## Task description
Return every line of the data below exactly, but do not include the images.

################

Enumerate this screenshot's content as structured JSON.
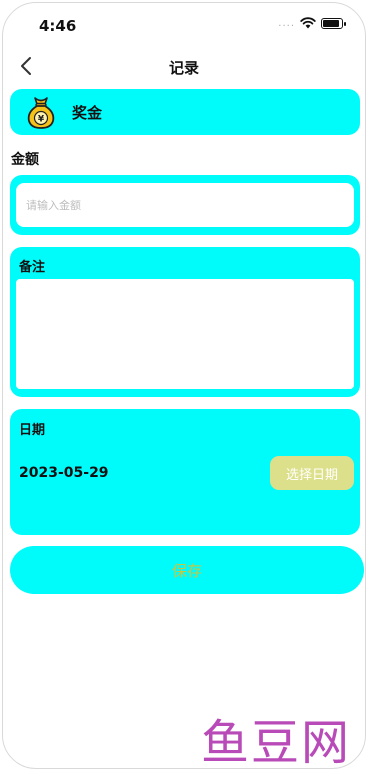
{
  "status_bar": {
    "time": "4:46",
    "signal_dots": "....",
    "icons": [
      "wifi-icon",
      "battery-icon"
    ]
  },
  "nav": {
    "title": "记录",
    "back_icon": "chevron-left-icon"
  },
  "category": {
    "icon": "money-bag-icon",
    "label": "奖金"
  },
  "amount": {
    "label": "金额",
    "value": "",
    "placeholder": "请输入金额"
  },
  "note": {
    "label": "备注",
    "value": ""
  },
  "date": {
    "label": "日期",
    "value": "2023-05-29",
    "button_label": "选择日期"
  },
  "save": {
    "label": "保存"
  },
  "watermark": {
    "text": "鱼豆网"
  },
  "colors": {
    "panel": "#00fbfb",
    "date_button": "#dde08a",
    "save_text": "#c8c640",
    "watermark": "#b84bb8"
  }
}
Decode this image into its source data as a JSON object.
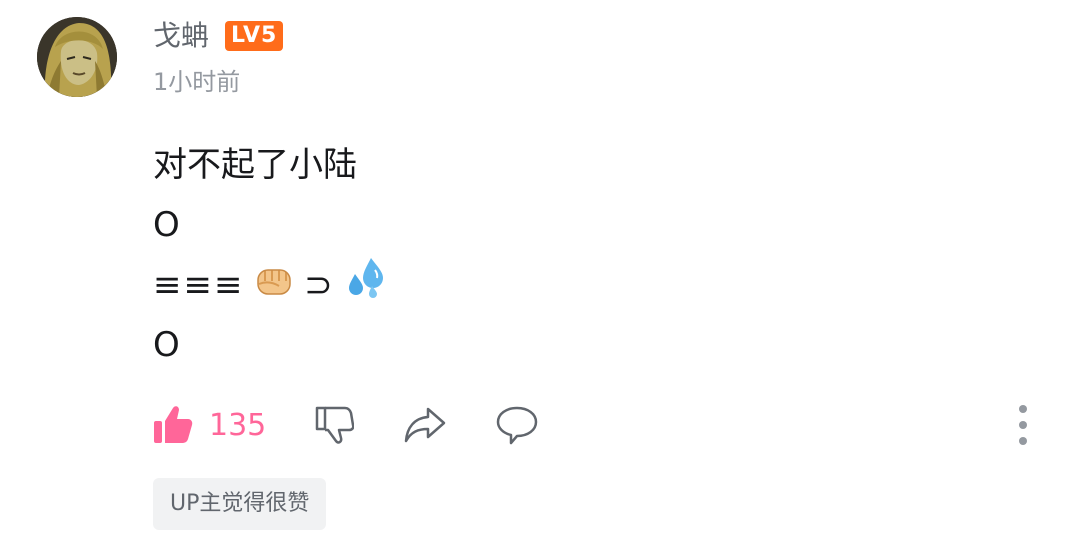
{
  "comment": {
    "username": "戈蚺",
    "level": "LV5",
    "timestamp": "1小时前",
    "content_lines": [
      "对不起了小陆",
      "O",
      "≡≡≡",
      "⊃",
      "O"
    ],
    "like_count": "135",
    "up_badge": "UP主觉得很赞"
  },
  "colors": {
    "like_accent": "#ff6699",
    "level_badge": "#ff6c1a",
    "secondary_text": "#9499a0"
  },
  "icons": [
    "avatar",
    "thumbs-up-icon",
    "thumbs-down-icon",
    "share-icon",
    "reply-icon",
    "more-icon",
    "fist-icon",
    "sweat-droplets-icon"
  ]
}
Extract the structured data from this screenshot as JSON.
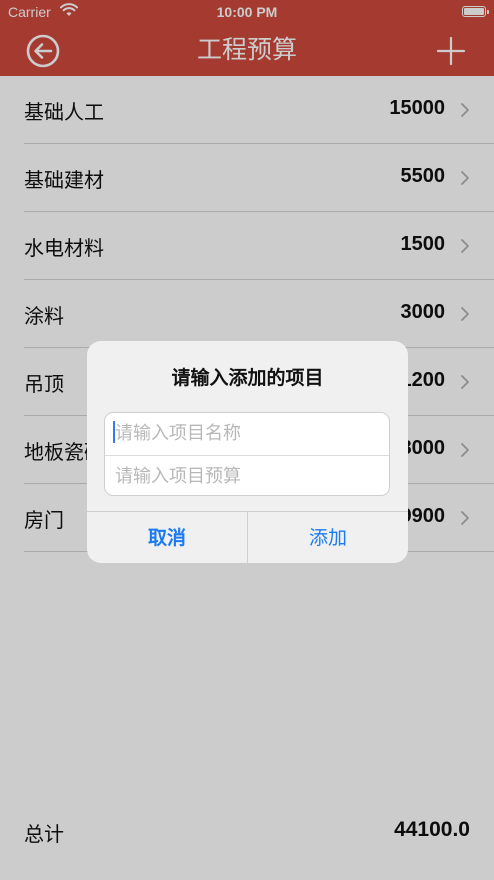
{
  "status_bar": {
    "carrier": "Carrier",
    "time": "10:00 PM"
  },
  "nav": {
    "title": "工程预算",
    "back_icon": "circle-arrow-left-icon",
    "add_icon": "plus-icon"
  },
  "colors": {
    "nav_bg": "#cf4a3c",
    "accent": "#1a7bf2"
  },
  "items": [
    {
      "name": "基础人工",
      "amount": "15000"
    },
    {
      "name": "基础建材",
      "amount": "5500"
    },
    {
      "name": "水电材料",
      "amount": "1500"
    },
    {
      "name": "涂料",
      "amount": "3000"
    },
    {
      "name": "吊顶",
      "amount": "1200"
    },
    {
      "name": "地板瓷砖",
      "amount": "8000"
    },
    {
      "name": "房门",
      "amount": "9900"
    }
  ],
  "footer": {
    "label": "总计",
    "total": "44100.0"
  },
  "dialog": {
    "title": "请输入添加的项目",
    "name_placeholder": "请输入项目名称",
    "budget_placeholder": "请输入项目预算",
    "cancel_label": "取消",
    "add_label": "添加"
  }
}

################

## Problem solution
Enumerate this screenshot's content as structured JSON.
{
  "status_bar": {
    "time": "4:46",
    "signal_dots": "....",
    "icons": [
      "wifi-icon",
      "battery-icon"
    ]
  },
  "nav": {
    "title": "记录",
    "back_icon": "chevron-left-icon"
  },
  "category": {
    "icon": "money-bag-icon",
    "label": "奖金"
  },
  "amount": {
    "label": "金额",
    "value": "",
    "placeholder": "请输入金额"
  },
  "note": {
    "label": "备注",
    "value": ""
  },
  "date": {
    "label": "日期",
    "value": "2023-05-29",
    "button_label": "选择日期"
  },
  "save": {
    "label": "保存"
  },
  "watermark": {
    "text": "鱼豆网"
  },
  "colors": {
    "panel": "#00fbfb",
    "date_button": "#dde08a",
    "save_text": "#c8c640",
    "watermark": "#b84bb8"
  }
}
Decode this image into its source data as a JSON object.
{
  "comment": {
    "username": "戈蚺",
    "level": "LV5",
    "timestamp": "1小时前",
    "content_lines": [
      "对不起了小陆",
      "O",
      "≡≡≡",
      "⊃",
      "O"
    ],
    "like_count": "135",
    "up_badge": "UP主觉得很赞"
  },
  "colors": {
    "like_accent": "#ff6699",
    "level_badge": "#ff6c1a",
    "secondary_text": "#9499a0"
  },
  "icons": [
    "avatar",
    "thumbs-up-icon",
    "thumbs-down-icon",
    "share-icon",
    "reply-icon",
    "more-icon",
    "fist-icon",
    "sweat-droplets-icon"
  ]
}
Extract the structured data from this screenshot as JSON.
{
  "status_bar": {
    "carrier": "Carrier",
    "time": "10:00 PM"
  },
  "nav": {
    "title": "工程预算",
    "back_icon": "circle-arrow-left-icon",
    "add_icon": "plus-icon"
  },
  "colors": {
    "nav_bg": "#cf4a3c",
    "accent": "#1a7bf2"
  },
  "items": [
    {
      "name": "基础人工",
      "amount": "15000"
    },
    {
      "name": "基础建材",
      "amount": "5500"
    },
    {
      "name": "水电材料",
      "amount": "1500"
    },
    {
      "name": "涂料",
      "amount": "3000"
    },
    {
      "name": "吊顶",
      "amount": "1200"
    },
    {
      "name": "地板瓷砖",
      "amount": "8000"
    },
    {
      "name": "房门",
      "amount": "9900"
    }
  ],
  "footer": {
    "label": "总计",
    "total": "44100.0"
  },
  "dialog": {
    "title": "请输入添加的项目",
    "name_placeholder": "请输入项目名称",
    "budget_placeholder": "请输入项目预算",
    "cancel_label": "取消",
    "add_label": "添加"
  }
}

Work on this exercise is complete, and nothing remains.